The eMRAM base address alias is 0xA000000, and the QSPI flash base address alias is 0x0. The image offset is calculated by adding the flash offset to the bootloader partition size (when there is one).

A third-party tool (srecord) can be used to concatenate the images and generate the Intel formatted hex image.

For more information refer to the Srecord Manual.

srec_cat $BIN_BOOTLOADER -Binary -offset $FLASH_OFFSET $BIN_APP -Binary -offset $IMAGE_OFFSET -o zephyr.hex -Intel

# For a 128K bootloader IMAGE_OFFSET = $FLASH_OFFSET + 0x20000
srec_cat $BIN_BOOTLOADER -Binary -offset 0xA000000 $BIN_APP -Binary -offset 0xA020000 -o zephyr.hex -Intel
The Musca-S1 with the USB connected and powered-on

To upload the application, connect the V2M Musca-S1 to your host computer using the USB port and power-on the board by pressing the PBON button as seen on the picture above. The 3 LEDs should be lit (PWR, ON and 5VON) and you should see a USB connection exposing a Mass Storage (MUSCA_S) and a USB Serial Port. Now copy the generated zephyr.hex to the MUSCA_S drive.

Reset the board, and if you were building the hello_world application you should see the following message on the corresponding serial port:

Musca-S1 Dual Firmware Version 1.9
*** Booting Zephyr OS build zephyr-v2.4.0-2314-gadc81d188323  ***
Hello World! musca_s1

Building a secure/non-secure image with Trusted Firmware-M

The process requires five steps:

  1. Build Trusted Firmware-M (TF-M).

  2. Import it as a library to the Zephyr source folder.

  3. Build Zephyr with a non-secure configuration.

  4. Merge the two binaries together and sign them.

  5. Concatenate the bootloader with the signed image blob.

In order to build tfm please refer to Trusted Firmware-M Guide. Follow the build steps for AN521 target while replacing the platform with -DTFM_PLATFORM=musca_s1 and compiler (if required) with -DTFM_TOOLCHAIN_FILE=toolchain_GNUARM.cmake.

Copy over TF-M as a library to the Zephyr project source and create a shortcut for the secure veneers and necessary header files. All files are in the install folder after TF-M built.

Building the TF-M integration sample for Musca-S1

The TF-M integration samples can be run using the v2m_musca_s1_ns target. Please make sure all the requirements listed in the sample’s description are met before building.

# From the root of the zephyr repository
west build -b v2m_musca_s1_ns samples/tfm_integration/psa_crypto

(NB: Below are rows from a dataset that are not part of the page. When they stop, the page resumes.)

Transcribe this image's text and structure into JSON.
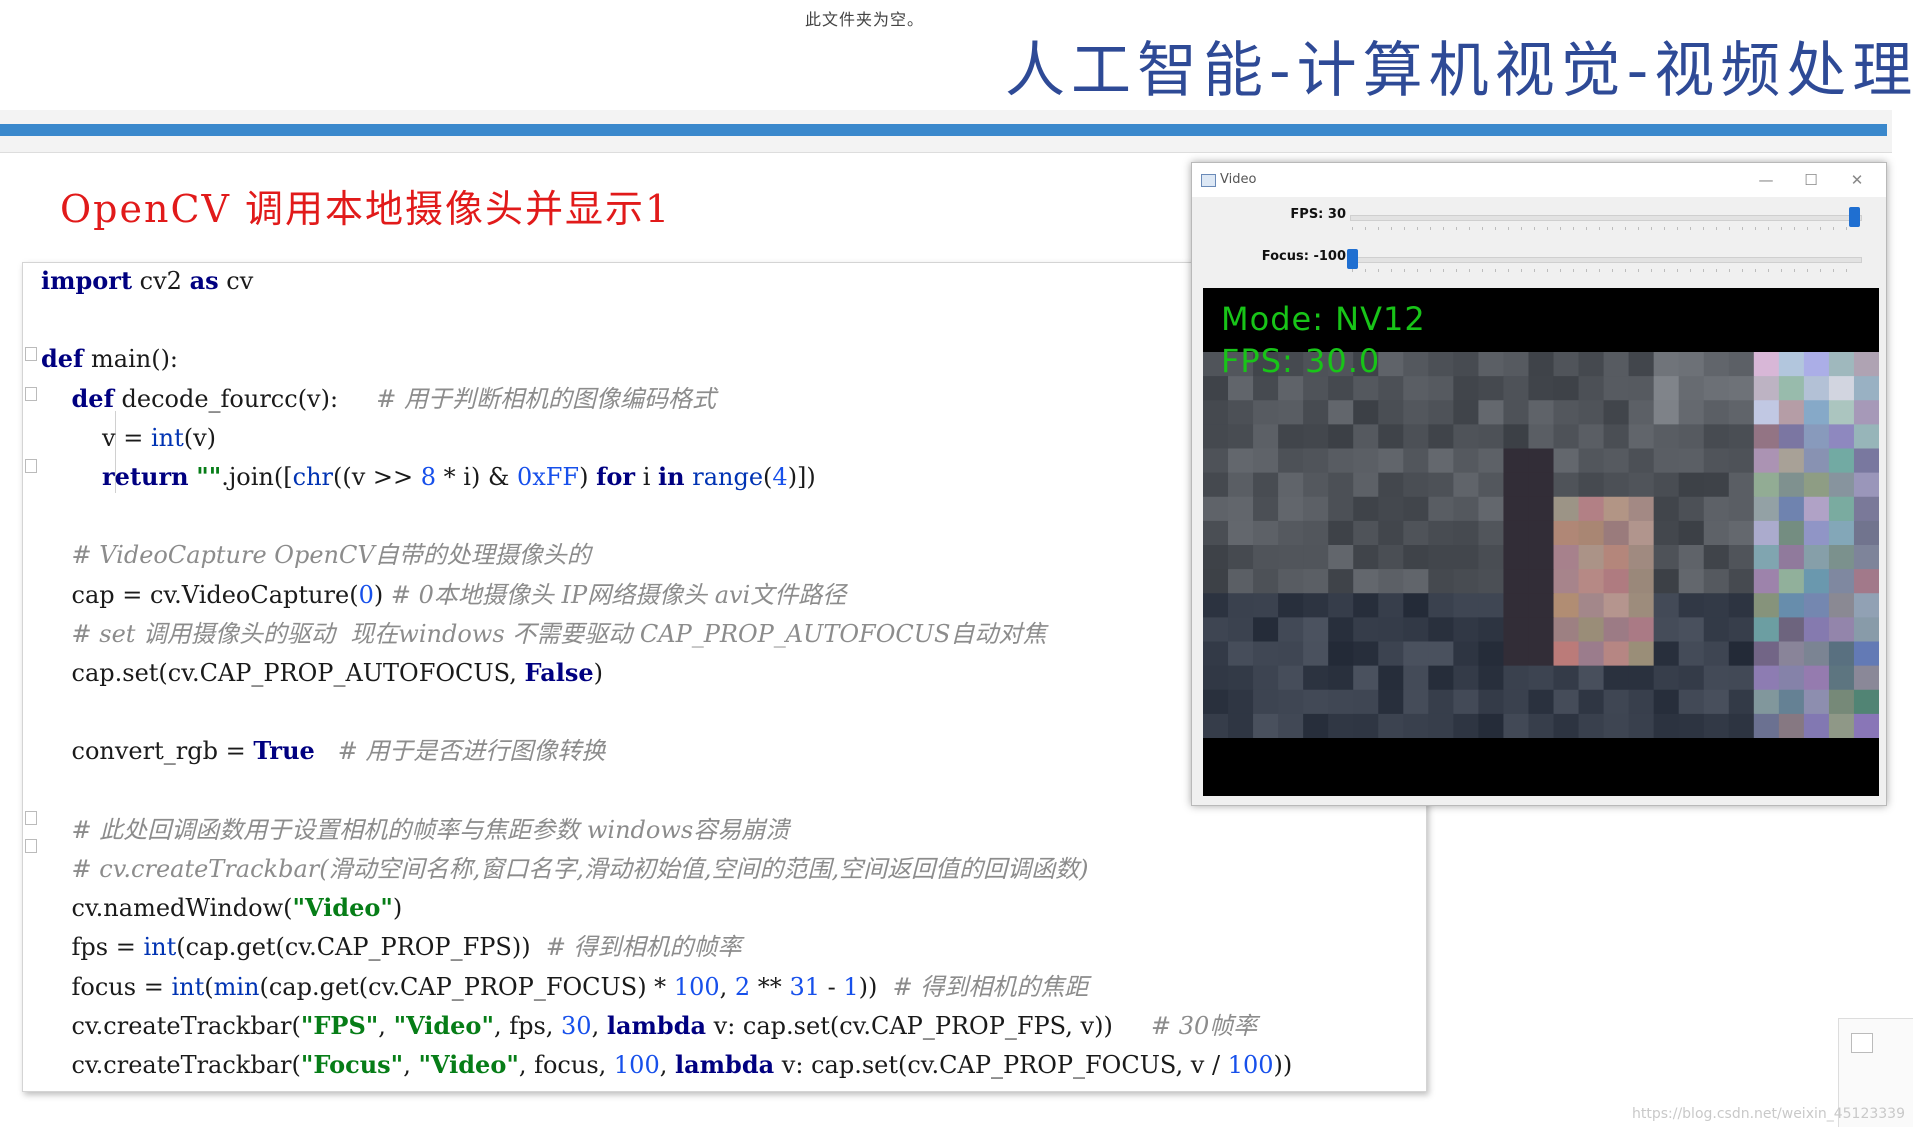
{
  "header": {
    "top_caption": "此文件夹为空。",
    "banner_title": "人工智能-计算机视觉-视频处理",
    "accent_color": "#3a88cc",
    "title_color": "#2e4a96"
  },
  "slide": {
    "title": "OpenCV 调用本地摄像头并显示1",
    "title_color": "#e11a1a"
  },
  "code": {
    "lines": [
      [
        {
          "t": "import",
          "c": "kw"
        },
        {
          "t": " cv2 "
        },
        {
          "t": "as",
          "c": "kw"
        },
        {
          "t": " cv"
        }
      ],
      [],
      [
        {
          "t": "def",
          "c": "kw"
        },
        {
          "t": " main():"
        }
      ],
      [
        {
          "t": "    "
        },
        {
          "t": "def",
          "c": "kw"
        },
        {
          "t": " decode_fourcc(v):     "
        },
        {
          "t": "# 用于判断相机的图像编码格式",
          "c": "cm"
        }
      ],
      [
        {
          "t": "        v = "
        },
        {
          "t": "int",
          "c": "bi"
        },
        {
          "t": "(v)"
        }
      ],
      [
        {
          "t": "        "
        },
        {
          "t": "return",
          "c": "kw"
        },
        {
          "t": " "
        },
        {
          "t": "\"\"",
          "c": "str"
        },
        {
          "t": ".join(["
        },
        {
          "t": "chr",
          "c": "bi"
        },
        {
          "t": "((v >> "
        },
        {
          "t": "8",
          "c": "num"
        },
        {
          "t": " * i) & "
        },
        {
          "t": "0xFF",
          "c": "num"
        },
        {
          "t": ") "
        },
        {
          "t": "for",
          "c": "kw"
        },
        {
          "t": " i "
        },
        {
          "t": "in",
          "c": "kw"
        },
        {
          "t": " "
        },
        {
          "t": "range",
          "c": "bi"
        },
        {
          "t": "("
        },
        {
          "t": "4",
          "c": "num"
        },
        {
          "t": ")])"
        }
      ],
      [],
      [
        {
          "t": "    "
        },
        {
          "t": "# VideoCapture OpenCV自带的处理摄像头的",
          "c": "cm"
        }
      ],
      [
        {
          "t": "    cap = cv.VideoCapture("
        },
        {
          "t": "0",
          "c": "num"
        },
        {
          "t": ") "
        },
        {
          "t": "# 0本地摄像头 IP网络摄像头 avi文件路径",
          "c": "cm"
        }
      ],
      [
        {
          "t": "    "
        },
        {
          "t": "# set 调用摄像头的驱动  现在windows 不需要驱动 CAP_PROP_AUTOFOCUS自动对焦",
          "c": "cm"
        }
      ],
      [
        {
          "t": "    cap.set(cv.CAP_PROP_AUTOFOCUS, "
        },
        {
          "t": "False",
          "c": "kw"
        },
        {
          "t": ")"
        }
      ],
      [],
      [
        {
          "t": "    convert_rgb = "
        },
        {
          "t": "True",
          "c": "kw"
        },
        {
          "t": "   "
        },
        {
          "t": "# 用于是否进行图像转换",
          "c": "cm"
        }
      ],
      [],
      [
        {
          "t": "    "
        },
        {
          "t": "# 此处回调函数用于设置相机的帧率与焦距参数 windows容易崩溃",
          "c": "cm"
        }
      ],
      [
        {
          "t": "    "
        },
        {
          "t": "# cv.createTrackbar(滑动空间名称,窗口名字,滑动初始值,空间的范围,空间返回值的回调函数)",
          "c": "cm"
        }
      ],
      [
        {
          "t": "    cv.namedWindow("
        },
        {
          "t": "\"Video\"",
          "c": "str"
        },
        {
          "t": ")"
        }
      ],
      [
        {
          "t": "    fps = "
        },
        {
          "t": "int",
          "c": "bi"
        },
        {
          "t": "(cap.get(cv.CAP_PROP_FPS))  "
        },
        {
          "t": "# 得到相机的帧率",
          "c": "cm"
        }
      ],
      [
        {
          "t": "    focus = "
        },
        {
          "t": "int",
          "c": "bi"
        },
        {
          "t": "("
        },
        {
          "t": "min",
          "c": "bi"
        },
        {
          "t": "(cap.get(cv.CAP_PROP_FOCUS) * "
        },
        {
          "t": "100",
          "c": "num"
        },
        {
          "t": ", "
        },
        {
          "t": "2",
          "c": "num"
        },
        {
          "t": " ** "
        },
        {
          "t": "31",
          "c": "num"
        },
        {
          "t": " - "
        },
        {
          "t": "1",
          "c": "num"
        },
        {
          "t": "))  "
        },
        {
          "t": "# 得到相机的焦距",
          "c": "cm"
        }
      ],
      [
        {
          "t": "    cv.createTrackbar("
        },
        {
          "t": "\"FPS\"",
          "c": "str"
        },
        {
          "t": ", "
        },
        {
          "t": "\"Video\"",
          "c": "str"
        },
        {
          "t": ", fps, "
        },
        {
          "t": "30",
          "c": "num"
        },
        {
          "t": ", "
        },
        {
          "t": "lambda",
          "c": "kw"
        },
        {
          "t": " v: cap.set(cv.CAP_PROP_FPS, v))     "
        },
        {
          "t": "# 30帧率",
          "c": "cm"
        }
      ],
      [
        {
          "t": "    cv.createTrackbar("
        },
        {
          "t": "\"Focus\"",
          "c": "str"
        },
        {
          "t": ", "
        },
        {
          "t": "\"Video\"",
          "c": "str"
        },
        {
          "t": ", focus, "
        },
        {
          "t": "100",
          "c": "num"
        },
        {
          "t": ", "
        },
        {
          "t": "lambda",
          "c": "kw"
        },
        {
          "t": " v: cap.set(cv.CAP_PROP_FOCUS, v / "
        },
        {
          "t": "100",
          "c": "num"
        },
        {
          "t": "))"
        }
      ]
    ]
  },
  "video_window": {
    "title": "Video",
    "minimize_glyph": "—",
    "maximize_glyph": "☐",
    "close_glyph": "✕",
    "trackbars": [
      {
        "label": "FPS: 30",
        "fraction": 1.0
      },
      {
        "label": "Focus: -100",
        "fraction": 0.0
      }
    ],
    "overlay": {
      "mode": "Mode: NV12",
      "fps": "FPS: 30.0",
      "color": "#18c418"
    },
    "thumb_color": "#1f6fd1"
  },
  "watermark": "https://blog.csdn.net/weixin_45123339"
}
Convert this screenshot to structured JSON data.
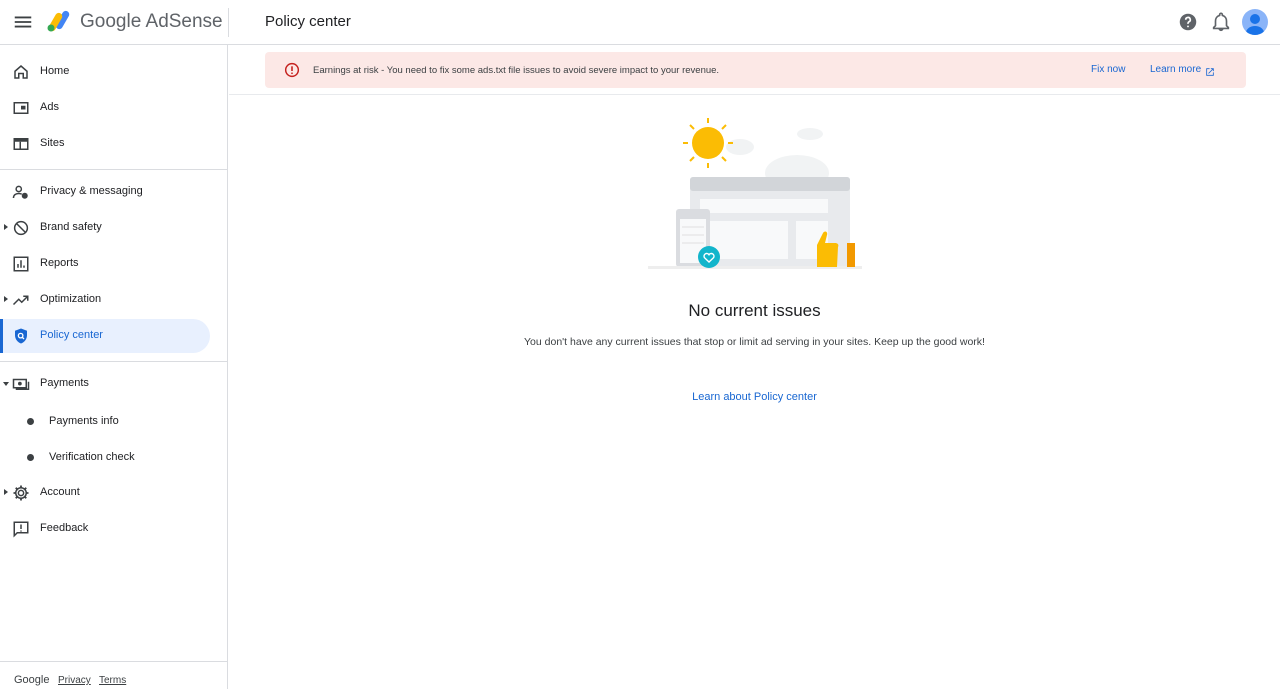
{
  "app": {
    "brand_google": "Google",
    "brand_product": "AdSense",
    "page_title": "Policy center"
  },
  "icons": {
    "menu": "hamburger-menu-icon",
    "help": "help-icon",
    "notifications": "bell-icon",
    "account": "avatar"
  },
  "sidebar": {
    "items": [
      {
        "label": "Home",
        "icon": "home-icon"
      },
      {
        "label": "Ads",
        "icon": "ads-icon"
      },
      {
        "label": "Sites",
        "icon": "sites-icon"
      },
      {
        "label": "Privacy & messaging",
        "icon": "privacy-icon"
      },
      {
        "label": "Brand safety",
        "icon": "block-icon",
        "expandable": true
      },
      {
        "label": "Reports",
        "icon": "reports-icon"
      },
      {
        "label": "Optimization",
        "icon": "trending-icon",
        "expandable": true
      },
      {
        "label": "Policy center",
        "icon": "shield-icon",
        "active": true
      },
      {
        "label": "Payments",
        "icon": "payments-icon",
        "expanded": true
      },
      {
        "label": "Account",
        "icon": "gear-icon",
        "expandable": true
      },
      {
        "label": "Feedback",
        "icon": "feedback-icon"
      }
    ],
    "payments_sub": [
      {
        "label": "Payments info"
      },
      {
        "label": "Verification check"
      }
    ],
    "footer": {
      "google": "Google",
      "privacy": "Privacy",
      "terms": "Terms"
    }
  },
  "banner": {
    "message": "Earnings at risk - You need to fix some ads.txt file issues to avoid severe impact to your revenue.",
    "fix_label": "Fix now",
    "learn_label": "Learn more",
    "color": "#fce8e6",
    "icon_color": "#c5221f"
  },
  "main": {
    "heading": "No current issues",
    "subtext": "You don't have any current issues that stop or limit ad serving in your sites. Keep up the good work!",
    "link": "Learn about Policy center"
  },
  "colors": {
    "accent": "#1967d2",
    "active_bg": "#e8f0fe"
  }
}
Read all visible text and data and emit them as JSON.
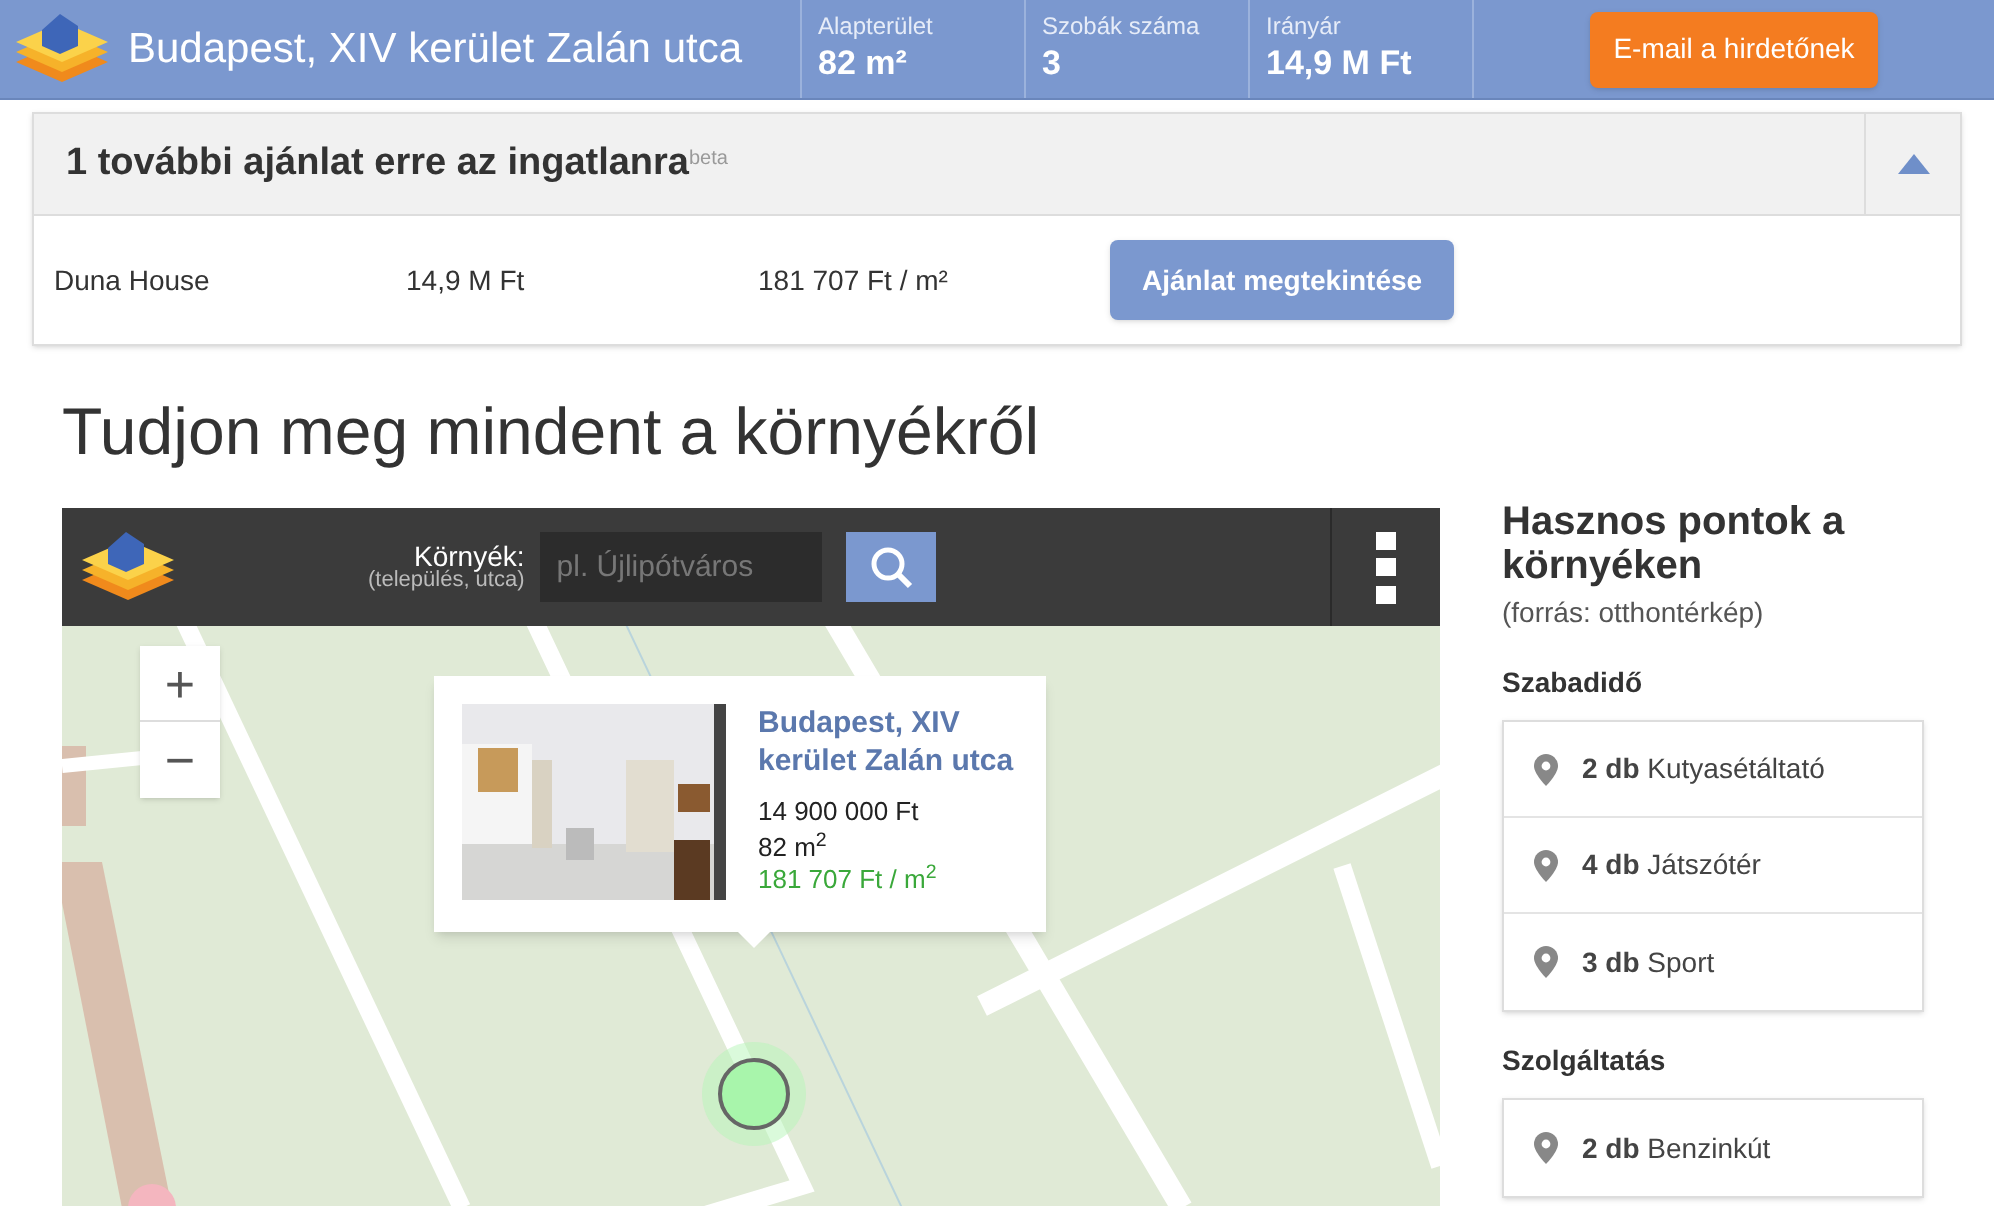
{
  "header": {
    "title": "Budapest, XIV kerület Zalán utca",
    "stats": [
      {
        "label": "Alapterület",
        "value": "82 m²"
      },
      {
        "label": "Szobák száma",
        "value": "3"
      },
      {
        "label": "Irányár",
        "value": "14,9 M Ft"
      }
    ],
    "email_button": "E-mail a hirdetőnek"
  },
  "offers": {
    "title": "1 további ajánlat erre az ingatlanra",
    "badge": "beta",
    "expanded": true,
    "rows": [
      {
        "agency": "Duna House",
        "price": "14,9 M Ft",
        "unit_price": "181 707 Ft / m²",
        "button": "Ajánlat megtekintése"
      }
    ]
  },
  "section_title": "Tudjon meg mindent a környékről",
  "map": {
    "search_label": "Környék:",
    "search_hint": "(település, utca)",
    "placeholder": "pl. Újlipótváros",
    "zoom_in": "+",
    "zoom_out": "−",
    "popup": {
      "title": "Budapest, XIV kerület Zalán utca",
      "price": "14 900 000 Ft",
      "area": "82 m$^{2}$",
      "unit_price": "181 707 Ft / m$^{2}$"
    }
  },
  "sidebar": {
    "title": "Hasznos pontok a környéken",
    "source": "(forrás: otthontérkép)",
    "groups": [
      {
        "name": "Szabadidő",
        "items": [
          "**2 db** Kutyasétáltató",
          "**4 db** Játszótér",
          "**3 db** Sport"
        ]
      },
      {
        "name": "Szolgáltatás",
        "items": [
          "**2 db** Benzinkút"
        ]
      }
    ]
  }
}
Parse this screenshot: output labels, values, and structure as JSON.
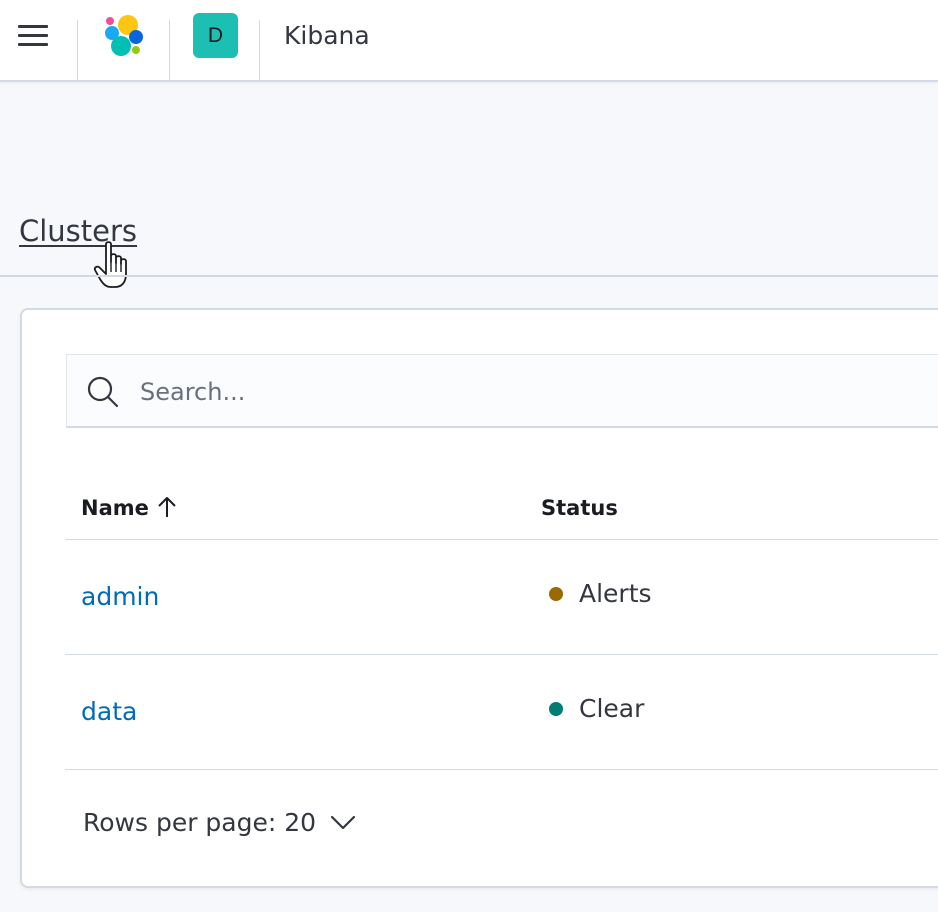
{
  "header": {
    "app_title": "Kibana",
    "space_initial": "D",
    "space_color": "#1ebfb3"
  },
  "breadcrumb": {
    "label": "Clusters"
  },
  "search": {
    "placeholder": "Search...",
    "value": ""
  },
  "table": {
    "columns": [
      {
        "label": "Name",
        "sort": "ascending"
      },
      {
        "label": "Status"
      }
    ],
    "rows": [
      {
        "name": "admin",
        "status": "Alerts",
        "status_color": "#9b6900"
      },
      {
        "name": "data",
        "status": "Clear",
        "status_color": "#017d73"
      }
    ]
  },
  "pagination": {
    "rows_per_page_label": "Rows per page: 20"
  },
  "colors": {
    "link": "#006bb8",
    "border": "#d3dae6",
    "background": "#f7f8fc"
  }
}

To upload the build artifact to the board, first connect the Musca-S1 to your computer using the USB port, press the PBON button, and copy the build/tfm_zephyr.hex file onto the MUSCA_S mass storage device. (For a more detailed description of these steps, please read the ‘Uploading an application to V2M Musca-S1’ section.)

Once the file transfer has completed, you may reset the board.

The tfm_zephyr.hex file was generated by concatenating the signed TF-M and Zephyr binaries with the MCUboot image, and converting it to Intel’s hex format. These steps are all performed automatically by CMake.

For alternative build options and more information, please read the corresponding TF-M integration example’s README file.